For how long and how did you prep ? Was it sufficient?
FvdE : We prepped for about 10 weeks, the first weeks in both Amsterdam and Antwerp, the rest on location in Croatia. We were still scouting one or two locations when we started shooting but the total prep time was sufficient. On the shotlist we indicated what kind of light we wanted for the exteriors, ranging from a harsh high sun to low sun, magic hour etc. With first AD Marko Sprajc we scheduled all these scenes to our prefered time of day.
For how long and where did you shoot ?
FvdE : We had 28 days of shooting, all in Croatia. We shot in and around Zagreb, the island Mana, the coastal area of Telascica, the island Viasici, Biograd, Novalja and The Pecinski park at Grabovaca. We had a lot of elements in the script that pushed us to the ‘risky’ side of filmmaking and a few more days of shooting would be very welcome but in the end everything went very smooth.
What camera and what lenses did you use ?
FvdE : We had an Alexa and shot cropped scope on a 16:9 sensor in pro-res. I used a series of Cooke S4 and had a Alura 45-250mm with me on selected days, we also carried a macro for one or two days.
How was the lighting handled ?
FvdE : Mostly we shot with available light for exteriors and used practicals for interiors. We had some L7’s, 2.5K hmi’s, kino’s and some smaller tungsten units to add more level when needed. I like the L7 a lot as it can easily blend with any type of available light. We shot some night scenes on the island with a gas controlled fire as our main source and filled the background a bit with HMI. All the shots with Ivan riding his bike are available light, we shot most of them in dusk. The stripclub was a bit more complex but again we worked mostly with the existing showlight and added some small units and used smoke. For the fightscenes in the gym we used two HQI toplights that produced a cold and harsh light, we added a few neons on the walls and avoided additional sources so we had freedom to move with our actors.
How about the framing ? Did you use any specifical grip equipment ?
FvdE : We had a mixture of dolly shots and jib shots. I did a lot of handheld shots using an easyrig. We had some carmount setups and a helimount.
How did the work with the actors go ?
FvdE : Gregoire, lizzy and Sliman went all the way. We shot many long sequences that were very physical and exhausting but they never complained.
How about your collaboration with the other departments : make-up, costume design, art direction, etc. ?
FvdE : I’m impressed with their detailed and accurate work on this film. ‘Full Contact’ has three segments all with a different approach so we couldn’t go with one set of rules. In a way it was like making three different films. Art Director Mario Ivezic did an amazing job on creating the US army base and it’s Nevada Surroundings.
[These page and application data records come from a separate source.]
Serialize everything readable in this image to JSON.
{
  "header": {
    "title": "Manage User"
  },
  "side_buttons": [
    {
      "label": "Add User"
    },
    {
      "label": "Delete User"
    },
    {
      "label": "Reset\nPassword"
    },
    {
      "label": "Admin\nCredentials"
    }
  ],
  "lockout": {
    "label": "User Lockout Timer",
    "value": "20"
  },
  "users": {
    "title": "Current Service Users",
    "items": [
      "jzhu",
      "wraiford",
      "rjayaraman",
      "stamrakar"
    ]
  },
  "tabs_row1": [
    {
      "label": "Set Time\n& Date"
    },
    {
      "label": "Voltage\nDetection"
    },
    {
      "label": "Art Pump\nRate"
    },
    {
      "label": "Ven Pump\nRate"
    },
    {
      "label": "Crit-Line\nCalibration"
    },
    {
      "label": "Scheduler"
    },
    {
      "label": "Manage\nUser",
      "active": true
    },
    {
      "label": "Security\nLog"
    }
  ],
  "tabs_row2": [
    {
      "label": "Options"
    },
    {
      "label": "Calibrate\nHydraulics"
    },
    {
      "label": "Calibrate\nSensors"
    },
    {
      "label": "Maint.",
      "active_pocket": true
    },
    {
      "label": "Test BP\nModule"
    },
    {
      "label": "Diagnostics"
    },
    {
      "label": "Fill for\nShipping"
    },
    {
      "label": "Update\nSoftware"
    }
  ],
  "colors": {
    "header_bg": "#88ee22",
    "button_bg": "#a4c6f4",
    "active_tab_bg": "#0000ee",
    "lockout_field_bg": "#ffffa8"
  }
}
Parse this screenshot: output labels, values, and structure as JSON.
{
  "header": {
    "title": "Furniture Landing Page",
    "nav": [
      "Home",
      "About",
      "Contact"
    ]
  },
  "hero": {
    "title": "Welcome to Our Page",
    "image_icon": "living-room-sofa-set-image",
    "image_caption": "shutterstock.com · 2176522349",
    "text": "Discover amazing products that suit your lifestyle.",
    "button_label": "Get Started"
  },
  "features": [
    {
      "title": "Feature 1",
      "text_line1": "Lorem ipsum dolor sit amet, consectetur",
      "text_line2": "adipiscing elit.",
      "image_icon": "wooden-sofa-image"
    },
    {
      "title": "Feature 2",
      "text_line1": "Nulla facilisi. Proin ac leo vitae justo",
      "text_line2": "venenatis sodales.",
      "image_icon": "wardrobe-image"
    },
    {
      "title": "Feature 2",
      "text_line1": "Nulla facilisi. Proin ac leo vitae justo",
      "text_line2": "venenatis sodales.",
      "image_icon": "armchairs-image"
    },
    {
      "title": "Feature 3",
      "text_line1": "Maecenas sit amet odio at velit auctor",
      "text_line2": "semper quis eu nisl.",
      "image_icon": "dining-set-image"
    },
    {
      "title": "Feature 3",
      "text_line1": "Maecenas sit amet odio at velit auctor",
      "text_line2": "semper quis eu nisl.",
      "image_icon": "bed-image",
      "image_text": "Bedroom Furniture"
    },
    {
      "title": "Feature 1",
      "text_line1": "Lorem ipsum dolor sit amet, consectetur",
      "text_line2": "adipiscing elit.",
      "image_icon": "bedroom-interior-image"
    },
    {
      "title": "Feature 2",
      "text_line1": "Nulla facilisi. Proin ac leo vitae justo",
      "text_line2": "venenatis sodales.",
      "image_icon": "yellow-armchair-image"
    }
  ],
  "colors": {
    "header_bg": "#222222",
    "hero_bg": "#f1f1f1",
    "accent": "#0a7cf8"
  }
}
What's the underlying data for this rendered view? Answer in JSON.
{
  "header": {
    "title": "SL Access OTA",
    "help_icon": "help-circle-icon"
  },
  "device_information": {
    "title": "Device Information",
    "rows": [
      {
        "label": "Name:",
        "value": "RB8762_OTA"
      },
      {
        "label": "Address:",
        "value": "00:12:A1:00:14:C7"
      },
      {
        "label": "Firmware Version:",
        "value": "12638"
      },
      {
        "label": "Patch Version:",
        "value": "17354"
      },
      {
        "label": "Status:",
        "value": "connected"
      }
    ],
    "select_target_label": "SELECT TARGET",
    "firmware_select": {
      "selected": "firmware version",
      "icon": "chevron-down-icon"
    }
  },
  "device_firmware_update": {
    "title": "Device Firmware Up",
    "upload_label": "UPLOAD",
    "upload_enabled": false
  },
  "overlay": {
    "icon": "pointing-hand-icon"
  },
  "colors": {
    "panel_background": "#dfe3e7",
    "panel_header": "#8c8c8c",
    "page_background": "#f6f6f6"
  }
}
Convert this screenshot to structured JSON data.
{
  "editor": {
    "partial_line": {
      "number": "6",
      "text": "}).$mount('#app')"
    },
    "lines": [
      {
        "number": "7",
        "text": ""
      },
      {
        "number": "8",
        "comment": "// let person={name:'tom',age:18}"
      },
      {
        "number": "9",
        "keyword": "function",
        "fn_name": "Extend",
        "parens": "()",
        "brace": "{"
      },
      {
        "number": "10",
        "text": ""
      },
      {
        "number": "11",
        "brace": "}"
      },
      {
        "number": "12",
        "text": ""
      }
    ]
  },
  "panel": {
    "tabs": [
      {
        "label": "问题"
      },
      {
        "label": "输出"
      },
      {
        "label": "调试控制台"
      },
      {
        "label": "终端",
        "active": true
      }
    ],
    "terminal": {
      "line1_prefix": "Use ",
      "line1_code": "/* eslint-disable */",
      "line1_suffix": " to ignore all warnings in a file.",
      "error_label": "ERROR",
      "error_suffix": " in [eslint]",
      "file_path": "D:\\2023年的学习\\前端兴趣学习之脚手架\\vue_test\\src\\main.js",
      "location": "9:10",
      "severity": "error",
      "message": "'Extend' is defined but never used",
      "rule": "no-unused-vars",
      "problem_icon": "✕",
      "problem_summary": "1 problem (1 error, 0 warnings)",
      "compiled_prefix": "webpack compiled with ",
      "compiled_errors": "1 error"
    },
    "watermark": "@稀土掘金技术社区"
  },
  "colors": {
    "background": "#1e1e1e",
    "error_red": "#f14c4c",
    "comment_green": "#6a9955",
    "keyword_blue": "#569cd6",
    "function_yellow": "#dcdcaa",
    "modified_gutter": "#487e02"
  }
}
Zorana Meic was in charge of costumes and Ana Bulajic Crcek took care of our make-up needs.
How did you handle the post production of the film?
FvdE : Grading was done by Olivier Oigneux in Amsterdam at Haghefilm for 10 days. Vfx was done by ShoSHo in Amsterdam.
Do you know the budget of the movie ?
FvdE : It was just over 1 milion.
How is the result of the project for you ? Can you tell us about the prizes it received ?
FvdE : It won Best Cinematography at the Netherlands Film Festival 2016 (with Best Editing for Sander Vos, and nominations for Sound Design, Best Script and Best Director), together with Best Film at the Director’s Forum. It also received the Best Cinematography Award at the 51st Chicago film festival and had it’s world premiere at the 2015 Platform selection in Toronto.
Equipment : All the equipment came from TunaFilm, Zagreb.
Focus puller : Mario Vargović
Gaffer : Filip Beatovic
Best boy : Darko Lovric
Key grip : Hrvoje Vulic
Steadycam : Zoran Mikincic
Grading : Olivier Oigneux
VFX : ShoSHo